Hopes for my thirties
• Although I did some charity work in my twenties I can do more. One of the ambitions I have for a charitable arm to Bright.Bazaar is to launch a project or initiative that harnesses the positive power of color in communities.
• I hope to slow down. Life has moved at a million miles an hour and while I’ve always been a doer, I do want to take a slightly slower pace so that I can soak up, appreciate and recognize amazing experiences as they are happening.
• I’ve wanted to buy a house since the day I graduated but with the recession and moving to a new country it was off the cards for most of my twenties. It’s a priority for my heartmate and I to make it happen in our thirties.
• I touched on this earlier but we both would love to welcome a dog into our little family.
• I’m keen to continue growing creatively. One of the best things about starting the blog was that it led me to discover a creative endeavor I was good at: photography.
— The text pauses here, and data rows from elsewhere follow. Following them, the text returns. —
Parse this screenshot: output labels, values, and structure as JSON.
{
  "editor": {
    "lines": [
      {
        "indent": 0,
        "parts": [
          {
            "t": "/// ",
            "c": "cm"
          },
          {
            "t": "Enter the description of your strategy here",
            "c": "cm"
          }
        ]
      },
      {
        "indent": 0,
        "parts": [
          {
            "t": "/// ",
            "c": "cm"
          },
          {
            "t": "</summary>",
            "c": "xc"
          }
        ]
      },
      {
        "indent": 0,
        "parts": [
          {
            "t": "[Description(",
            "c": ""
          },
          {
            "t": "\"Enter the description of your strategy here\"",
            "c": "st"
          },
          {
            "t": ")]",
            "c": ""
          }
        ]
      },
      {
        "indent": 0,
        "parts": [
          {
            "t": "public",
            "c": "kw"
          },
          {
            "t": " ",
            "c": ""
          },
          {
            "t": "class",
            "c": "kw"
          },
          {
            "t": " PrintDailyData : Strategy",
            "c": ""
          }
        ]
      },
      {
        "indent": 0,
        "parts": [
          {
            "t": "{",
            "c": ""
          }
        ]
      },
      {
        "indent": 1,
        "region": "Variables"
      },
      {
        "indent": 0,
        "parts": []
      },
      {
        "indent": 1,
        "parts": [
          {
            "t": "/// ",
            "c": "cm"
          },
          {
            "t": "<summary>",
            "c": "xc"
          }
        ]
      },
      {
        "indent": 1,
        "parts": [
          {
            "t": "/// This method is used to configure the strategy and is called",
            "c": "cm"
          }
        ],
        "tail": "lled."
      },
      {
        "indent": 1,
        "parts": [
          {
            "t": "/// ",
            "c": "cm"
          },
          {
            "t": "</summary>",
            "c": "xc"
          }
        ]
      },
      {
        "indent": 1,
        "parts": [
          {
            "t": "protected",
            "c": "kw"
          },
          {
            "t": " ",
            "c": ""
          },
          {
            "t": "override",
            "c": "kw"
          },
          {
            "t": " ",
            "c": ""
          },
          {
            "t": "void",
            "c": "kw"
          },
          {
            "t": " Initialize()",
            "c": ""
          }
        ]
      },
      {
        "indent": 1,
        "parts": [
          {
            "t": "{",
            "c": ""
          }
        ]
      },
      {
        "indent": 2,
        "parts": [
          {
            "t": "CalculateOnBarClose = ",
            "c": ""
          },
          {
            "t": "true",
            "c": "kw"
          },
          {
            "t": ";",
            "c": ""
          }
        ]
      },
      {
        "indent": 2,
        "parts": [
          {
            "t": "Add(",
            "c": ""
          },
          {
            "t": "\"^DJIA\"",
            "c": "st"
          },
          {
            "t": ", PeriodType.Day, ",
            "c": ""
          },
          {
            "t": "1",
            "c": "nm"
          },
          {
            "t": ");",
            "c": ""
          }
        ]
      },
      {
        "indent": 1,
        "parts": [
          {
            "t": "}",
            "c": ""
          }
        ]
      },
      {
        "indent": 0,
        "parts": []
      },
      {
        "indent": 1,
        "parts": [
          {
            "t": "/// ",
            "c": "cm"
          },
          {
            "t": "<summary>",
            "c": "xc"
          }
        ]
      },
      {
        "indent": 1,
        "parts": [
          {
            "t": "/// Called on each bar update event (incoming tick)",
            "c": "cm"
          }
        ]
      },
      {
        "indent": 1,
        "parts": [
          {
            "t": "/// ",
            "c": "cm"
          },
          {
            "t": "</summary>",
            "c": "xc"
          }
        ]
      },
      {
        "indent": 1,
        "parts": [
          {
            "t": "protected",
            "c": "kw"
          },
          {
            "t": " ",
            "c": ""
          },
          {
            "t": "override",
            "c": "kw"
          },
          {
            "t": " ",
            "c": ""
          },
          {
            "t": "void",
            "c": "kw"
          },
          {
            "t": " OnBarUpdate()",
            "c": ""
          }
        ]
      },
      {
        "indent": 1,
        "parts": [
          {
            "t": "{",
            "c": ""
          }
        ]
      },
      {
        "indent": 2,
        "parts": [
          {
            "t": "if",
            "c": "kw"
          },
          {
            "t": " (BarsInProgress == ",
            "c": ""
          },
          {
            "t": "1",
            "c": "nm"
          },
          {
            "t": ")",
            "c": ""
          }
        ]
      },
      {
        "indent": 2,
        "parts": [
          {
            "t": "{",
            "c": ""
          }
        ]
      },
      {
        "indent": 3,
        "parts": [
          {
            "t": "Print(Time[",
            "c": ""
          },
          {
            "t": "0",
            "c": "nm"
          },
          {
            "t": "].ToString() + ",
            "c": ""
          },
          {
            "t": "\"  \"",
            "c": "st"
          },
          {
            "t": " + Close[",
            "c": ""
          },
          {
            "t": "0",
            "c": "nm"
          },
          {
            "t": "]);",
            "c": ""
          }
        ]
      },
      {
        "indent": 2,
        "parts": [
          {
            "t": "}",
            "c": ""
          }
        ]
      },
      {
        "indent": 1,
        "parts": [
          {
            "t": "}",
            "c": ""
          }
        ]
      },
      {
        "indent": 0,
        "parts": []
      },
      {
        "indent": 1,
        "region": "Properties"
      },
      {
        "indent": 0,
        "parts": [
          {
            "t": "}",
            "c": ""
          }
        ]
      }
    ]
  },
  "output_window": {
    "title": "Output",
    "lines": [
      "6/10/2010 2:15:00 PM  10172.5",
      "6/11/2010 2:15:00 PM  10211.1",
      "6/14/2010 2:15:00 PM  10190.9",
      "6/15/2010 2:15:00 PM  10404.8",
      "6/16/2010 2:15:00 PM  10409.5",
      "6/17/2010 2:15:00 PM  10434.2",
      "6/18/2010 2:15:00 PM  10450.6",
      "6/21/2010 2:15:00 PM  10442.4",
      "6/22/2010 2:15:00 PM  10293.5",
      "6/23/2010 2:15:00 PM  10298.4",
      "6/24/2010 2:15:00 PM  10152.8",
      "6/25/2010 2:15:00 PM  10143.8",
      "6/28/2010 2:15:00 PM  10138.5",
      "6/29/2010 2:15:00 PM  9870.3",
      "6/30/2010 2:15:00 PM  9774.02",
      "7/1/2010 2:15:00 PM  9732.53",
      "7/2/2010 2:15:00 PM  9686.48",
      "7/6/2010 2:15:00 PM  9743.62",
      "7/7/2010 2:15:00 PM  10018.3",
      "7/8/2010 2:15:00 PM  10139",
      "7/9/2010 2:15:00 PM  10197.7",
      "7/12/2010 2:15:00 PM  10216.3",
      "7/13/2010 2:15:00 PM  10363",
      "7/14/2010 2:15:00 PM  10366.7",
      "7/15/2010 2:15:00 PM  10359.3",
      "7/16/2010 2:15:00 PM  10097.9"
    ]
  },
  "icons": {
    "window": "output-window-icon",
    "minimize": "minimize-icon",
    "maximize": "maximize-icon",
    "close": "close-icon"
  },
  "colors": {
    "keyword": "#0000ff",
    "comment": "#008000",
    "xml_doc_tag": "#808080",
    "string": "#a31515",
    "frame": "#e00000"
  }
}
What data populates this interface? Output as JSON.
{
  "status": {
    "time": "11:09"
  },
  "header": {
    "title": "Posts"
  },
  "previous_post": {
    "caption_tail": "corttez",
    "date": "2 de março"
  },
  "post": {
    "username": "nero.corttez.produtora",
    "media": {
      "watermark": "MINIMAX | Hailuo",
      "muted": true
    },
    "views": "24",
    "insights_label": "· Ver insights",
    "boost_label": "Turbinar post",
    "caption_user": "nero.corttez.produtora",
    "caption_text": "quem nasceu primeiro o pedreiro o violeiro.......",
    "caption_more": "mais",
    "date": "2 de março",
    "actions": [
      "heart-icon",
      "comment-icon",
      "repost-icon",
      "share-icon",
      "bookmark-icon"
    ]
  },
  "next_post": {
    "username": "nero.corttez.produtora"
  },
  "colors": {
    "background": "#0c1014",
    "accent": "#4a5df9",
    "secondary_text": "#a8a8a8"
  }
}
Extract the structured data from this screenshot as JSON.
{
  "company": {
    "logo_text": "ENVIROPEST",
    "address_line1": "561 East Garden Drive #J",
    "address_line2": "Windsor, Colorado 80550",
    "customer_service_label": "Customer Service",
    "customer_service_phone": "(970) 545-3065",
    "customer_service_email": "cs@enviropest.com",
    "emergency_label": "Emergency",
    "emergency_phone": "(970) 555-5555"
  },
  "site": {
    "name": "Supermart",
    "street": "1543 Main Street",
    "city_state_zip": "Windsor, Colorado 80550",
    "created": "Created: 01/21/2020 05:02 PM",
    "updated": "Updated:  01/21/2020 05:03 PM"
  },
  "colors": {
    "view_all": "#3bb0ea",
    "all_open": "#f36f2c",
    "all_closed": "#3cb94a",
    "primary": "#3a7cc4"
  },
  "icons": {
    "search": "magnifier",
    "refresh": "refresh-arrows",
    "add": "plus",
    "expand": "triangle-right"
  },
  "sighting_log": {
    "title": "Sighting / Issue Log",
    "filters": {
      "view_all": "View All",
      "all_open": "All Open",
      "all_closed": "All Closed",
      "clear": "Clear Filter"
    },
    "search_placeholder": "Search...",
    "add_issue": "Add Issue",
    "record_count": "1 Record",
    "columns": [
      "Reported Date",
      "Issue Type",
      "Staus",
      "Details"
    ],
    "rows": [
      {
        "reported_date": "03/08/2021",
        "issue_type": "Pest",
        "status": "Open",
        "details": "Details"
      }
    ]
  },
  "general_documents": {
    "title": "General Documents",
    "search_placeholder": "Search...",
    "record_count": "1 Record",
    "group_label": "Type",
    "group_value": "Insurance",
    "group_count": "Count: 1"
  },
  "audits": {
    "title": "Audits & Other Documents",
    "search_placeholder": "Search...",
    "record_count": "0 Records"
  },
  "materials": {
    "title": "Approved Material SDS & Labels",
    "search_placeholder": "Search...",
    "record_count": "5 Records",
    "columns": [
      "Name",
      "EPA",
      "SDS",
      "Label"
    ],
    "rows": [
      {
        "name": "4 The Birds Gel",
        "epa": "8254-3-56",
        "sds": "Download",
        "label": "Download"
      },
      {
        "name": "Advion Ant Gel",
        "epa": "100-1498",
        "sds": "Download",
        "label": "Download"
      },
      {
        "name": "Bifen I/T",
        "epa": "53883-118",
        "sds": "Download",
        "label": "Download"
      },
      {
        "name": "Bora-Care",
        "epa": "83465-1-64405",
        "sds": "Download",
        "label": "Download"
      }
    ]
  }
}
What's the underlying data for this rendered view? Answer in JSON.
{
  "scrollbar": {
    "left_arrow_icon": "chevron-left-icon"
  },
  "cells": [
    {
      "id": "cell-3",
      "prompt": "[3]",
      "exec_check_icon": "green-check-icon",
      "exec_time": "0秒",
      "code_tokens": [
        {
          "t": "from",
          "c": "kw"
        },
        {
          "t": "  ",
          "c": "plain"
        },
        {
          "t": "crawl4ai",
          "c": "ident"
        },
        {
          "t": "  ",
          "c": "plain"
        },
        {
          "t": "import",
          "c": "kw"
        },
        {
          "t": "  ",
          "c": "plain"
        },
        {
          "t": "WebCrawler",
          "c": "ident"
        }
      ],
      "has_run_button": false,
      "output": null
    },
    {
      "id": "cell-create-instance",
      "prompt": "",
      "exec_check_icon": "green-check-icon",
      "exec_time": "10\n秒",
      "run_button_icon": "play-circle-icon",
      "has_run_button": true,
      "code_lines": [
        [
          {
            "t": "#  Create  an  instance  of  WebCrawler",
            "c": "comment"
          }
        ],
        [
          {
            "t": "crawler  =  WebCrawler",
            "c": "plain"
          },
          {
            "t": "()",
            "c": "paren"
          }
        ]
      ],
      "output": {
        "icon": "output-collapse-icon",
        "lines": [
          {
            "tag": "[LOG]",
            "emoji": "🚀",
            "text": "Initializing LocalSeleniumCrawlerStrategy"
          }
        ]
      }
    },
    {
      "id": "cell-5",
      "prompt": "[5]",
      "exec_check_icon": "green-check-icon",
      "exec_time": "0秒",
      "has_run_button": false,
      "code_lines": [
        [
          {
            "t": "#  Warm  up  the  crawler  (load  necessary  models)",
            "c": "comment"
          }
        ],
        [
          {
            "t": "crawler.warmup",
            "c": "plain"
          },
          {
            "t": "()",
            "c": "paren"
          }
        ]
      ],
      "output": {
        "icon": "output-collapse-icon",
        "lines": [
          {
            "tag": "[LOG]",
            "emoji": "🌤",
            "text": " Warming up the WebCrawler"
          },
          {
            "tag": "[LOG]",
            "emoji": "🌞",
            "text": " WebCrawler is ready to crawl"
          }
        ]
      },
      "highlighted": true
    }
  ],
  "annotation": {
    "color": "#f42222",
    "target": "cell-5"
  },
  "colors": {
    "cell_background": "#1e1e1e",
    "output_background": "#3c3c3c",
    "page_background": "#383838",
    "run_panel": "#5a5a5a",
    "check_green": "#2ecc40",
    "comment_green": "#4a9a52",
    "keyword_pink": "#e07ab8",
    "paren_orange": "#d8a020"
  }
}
Alongside designing real rooms, photography is the side of my business and work that I enjoy the most. In the past six months I’ve been slowly teaching myself how to take better drone photographs and videos. My next step is to go to drone school and get my pilot license so I can make commercial videos. Exciting!
• I would like to go back to school and build on my interior design skills with the view to potentially starting my own interior design firm.
• Reading is a part of my life now but I would like to do more of it. A book a month, at least.
• Having worked almost non-stop throughout my twenties and often feeling guilty at even taking a morning off work, I now see that it’s not healthy to live like that. Hobbies and relaxation time away from work are so important and I’d like take painting classes to have a regular time out. Painting is that has nothing to do with my creative business or work but it’s a skill and hobby that I’d like to study so I’m switching off in a way that still feels productive!
• I used to spend a lot of time in the kitchen cooking. Then, when my business took off and I was self-employed I had less regular hours. Anytime I wasn’t working I felt guilty – yes, even if it was to cook meals! – so over the years I cooked less and less. Moving to NYC with relatively affordable restaurants on the doorstep has made it so tempting to eat out/order in a lot. In Manhattan groceries are often more expensive than bought meals (yes, really), but I miss home cooking. Our new apartment has a full-size kitchen and I’ve been cooking more since we moved in September last year. I’d love to work with a nutritionist to improve my diet so that it marries with my exercise routine.
• Overall, I want to harness the positive state of mind I’m now in so that I keep an open mind to all opportunities and experiences. I never would have thought what I am doing now would share my life a decade ago, so who knows what’s next. I’m pumped for it!